Compared to last February, the consumer confidence indicator has deteriorated by 13 percentage points, the Statistical Office reported last month – and consumer confidence is certainly not being helped by the current government’s price comparison of food products, as they seem to somehow be able to find shops where food is getting cheaper every month, as the economist and former Minister of Finance, Janez Šušteršič, also pointed out. Unfortunately, ordinary citizens cannot find these shops, nor can the statistics office, which has recorded month after month of rising prices. In January this year, the cost of necessities rose by an average of 10 percent on an annual basis and by 0.2 percent on a monthly basis. Both annual and monthly inflation was mostly driven by higher prices for food and non-alcoholic beverages, which rose by 19.3 percent on an annual basis and by 2.1 percent on a monthly basis, the Statistical Office noted in early February.
Golob himself is apparently also frustrated by the rising prices of food

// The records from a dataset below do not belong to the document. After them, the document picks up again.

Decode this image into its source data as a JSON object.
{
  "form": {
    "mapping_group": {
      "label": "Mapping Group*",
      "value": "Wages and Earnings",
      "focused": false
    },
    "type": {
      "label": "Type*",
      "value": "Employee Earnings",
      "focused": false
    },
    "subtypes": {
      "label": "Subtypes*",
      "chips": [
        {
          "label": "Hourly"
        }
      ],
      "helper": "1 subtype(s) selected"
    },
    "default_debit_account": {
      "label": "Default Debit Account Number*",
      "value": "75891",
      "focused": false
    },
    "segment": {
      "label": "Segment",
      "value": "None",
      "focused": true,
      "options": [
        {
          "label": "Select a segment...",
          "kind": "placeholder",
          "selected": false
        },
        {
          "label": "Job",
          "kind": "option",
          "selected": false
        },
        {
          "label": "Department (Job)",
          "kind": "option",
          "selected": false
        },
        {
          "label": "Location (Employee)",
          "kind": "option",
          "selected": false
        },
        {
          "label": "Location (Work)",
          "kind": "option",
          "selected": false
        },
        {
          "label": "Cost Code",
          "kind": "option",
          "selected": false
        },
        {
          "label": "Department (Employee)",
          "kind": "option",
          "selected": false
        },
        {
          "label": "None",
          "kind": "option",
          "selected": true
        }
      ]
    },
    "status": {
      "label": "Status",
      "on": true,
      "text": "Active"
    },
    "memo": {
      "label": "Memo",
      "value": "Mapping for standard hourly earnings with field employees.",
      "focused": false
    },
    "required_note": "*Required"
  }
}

At the end of July 2022, the Prime Minister announced that the monitoring of the prices of a basket of basic foods at different retailers would start in September, at which point the government would see whether self-restraint or self-regulation through price monitoring was sufficient or whether a “harder form” of food price regulation would be needed. This, according to the Prime Minister, should have been clear by October 2022. But of course, nothing actually happened, and at the end of February, in response to a question from MP Karmen Furman on the situation of Slovenian pensioners, Golob said, among other things, that in some areas, they have fared better, but unfortunately in some areas, they have fared worse.
“I will not hide my disappointment that this is particularly true for the area of food – not only in Slovenia but in the whole of Eastern and Central Europe, you can look at our Eastern neighbour Hungary, which has an inflation rate of more than 25 percent precisely because of the 40 percent and higher increase in food prices, and unfortunately in Slovenia, we are also a part of Eastern and Central Europe, where the food price increases are, unfortunately, higher than what our Western partners are experiencing. Time will tell why this is the case, but we will definitely be adopting new measures in this area, in the area of food price controls, and we will also look into whether the price hikes were really justified, because we are not at all satisfied with the current situation. This is not just about pensioners, it is about all of us, and I am already predicting that action in this area will obviously have to be less soft on the part of the government,” Golob admitted that he was also disappointed by the food price rises. MP Jožef Jelen asked the government in a written parliamentary question what measures it intends to take in order to control food prices and limit price increases, and whether the government is also considering the possibility of regulating food prices.
Fuel is also getting more expensive
The government of Robert Golob started to intervene in the margins again shortly after the new year – in mid-January, it increased the margins for diesel and heating oil, preventing them from becoming cheaper, and a month ago, it lowered excise duties by increasing the price of raw materials, and 14 days ago, it raised them again, the newspaper Finance reported in mid-March. The latter also predicted that the price of petrol would continue with the upward trend we have been seeing since the beginning of the year – especially if the government does not cut excise duties. Then, on the 14th of March, petrol prices did rise, as was predicted. A litre of 95-octane petrol is 1.5 cents more expensive, at 1.374 euros over the 14-day period. A litre of diesel is also 1.5 cents more expensive, at 1.504 euros.